While I would be hard-pressed to argue that the harvesting of embryonic stem cells from such embryos is immoral, I must point out that the creation of such embryos for IVF is certainly immoral. It may not be immoral on the same scale as intentionally killing an embryo is, but the distinction is much like arguing that rape is not as bad as murder. The statement may be true, but it hardly makes an effective argument for encouraging rapists. The reason I make this analogy is that just as rape is an offense against the dignity of a human being, in-vitro fertilization is an offense against the dignity of the child. Every human being has the right to be conceived as part of loving relations between married parents, and within the womb of his mother. Anything less offends the dignity of that child. Therefore, while the harvesting of stem cells from deceased embryos is not a sin, creating those embryos in-vitro in the first place most certainly is. It is no more moral to profit from the immoral actions of others in this case than it would be to make use of the scientific research of Josef Mengele (Nazi torturer).

The second approach is a bit more complex, but strikes me as potentially more promising from a moral standpoint. In this approach, an adult cell is taken and certain genes (I suspect homeobox genes) are disabled. The nucleus is then evacuated from an ovum, and the nucleus from the disabled adult cell is inserted. This is the same process that is used for cloning. The same electro-chemical stimulation as is used in cloning is provided. However, with these genes disabled, what would be produced is not an embryo, but a tumor cell known as a teratoma. Embryonic stem cells could then be harvested from this teratoma, and their disabled genes reactivated.

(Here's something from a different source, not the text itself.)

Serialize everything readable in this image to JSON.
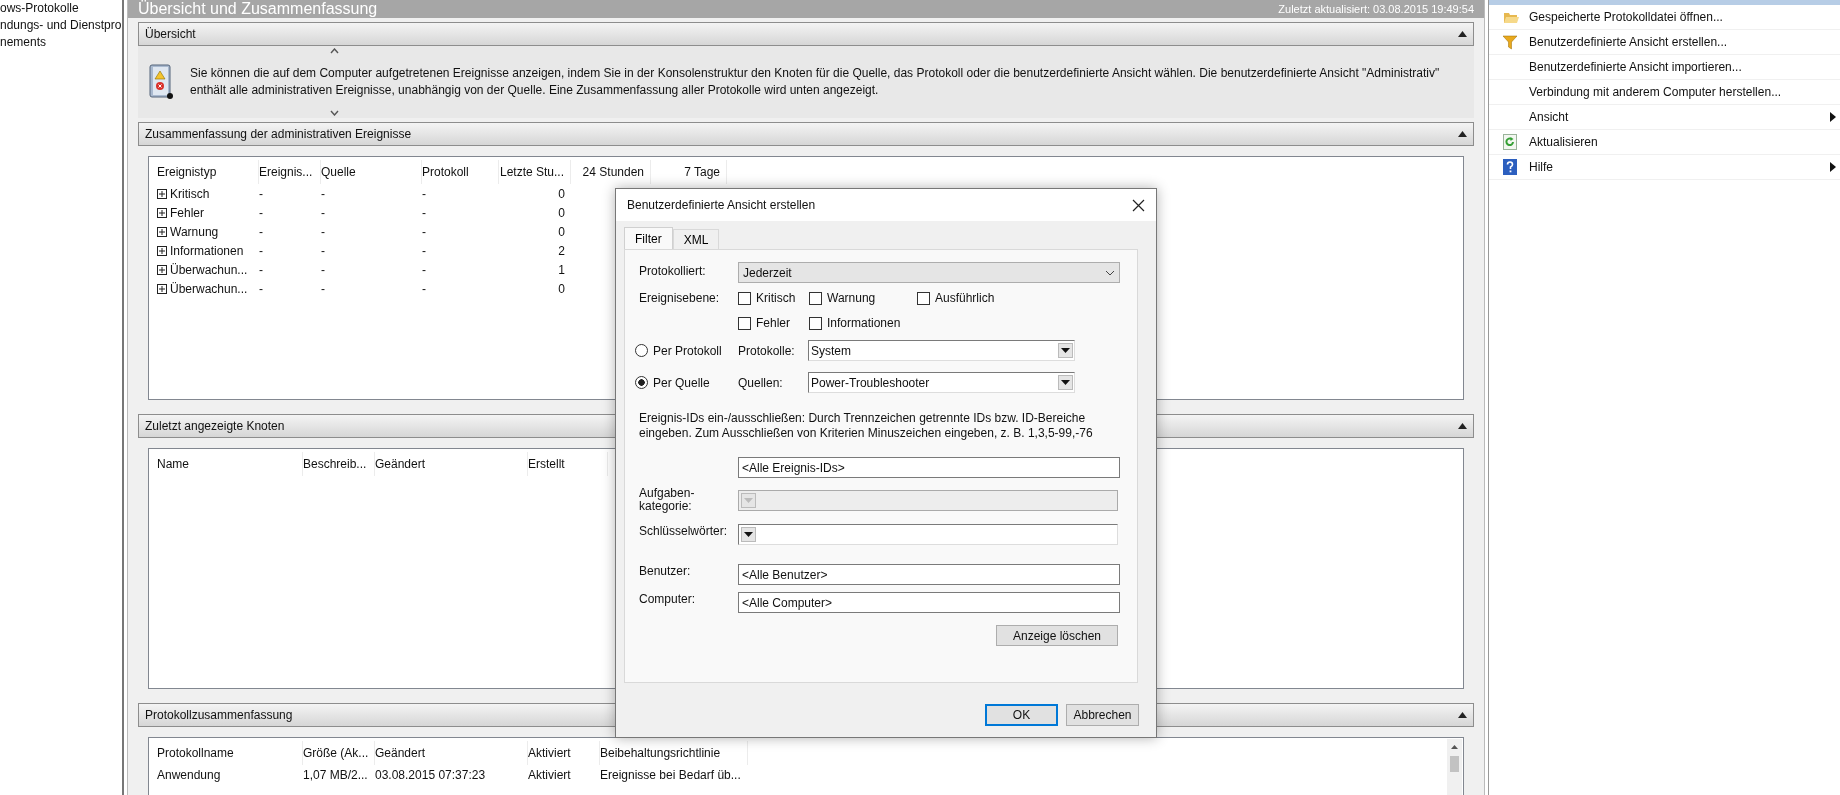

Curiously enough, it is this second approach that garnered objections from the bioethics panel. "What you propose, really, is to build a weird genetic hybrid. . . . Is that right?" was the objection. I can understand the concern, but it's hard to see exactly how this is reasonable ethical objection, since human life is neither created nor destroyed in the process.

One question this proposal raises for me, however, is whether embryonic stem cells could be harvested from naturally-occuring teratomas. These tumors, while rare, appear naturally. I have heard of them being used as the basis for "cell lines." Wouldn't these cell lines also be pluripotent, as embryonic stem cells are?

These ideas still need some work, but I hope this is the start of a more ethical treatment of human embryos.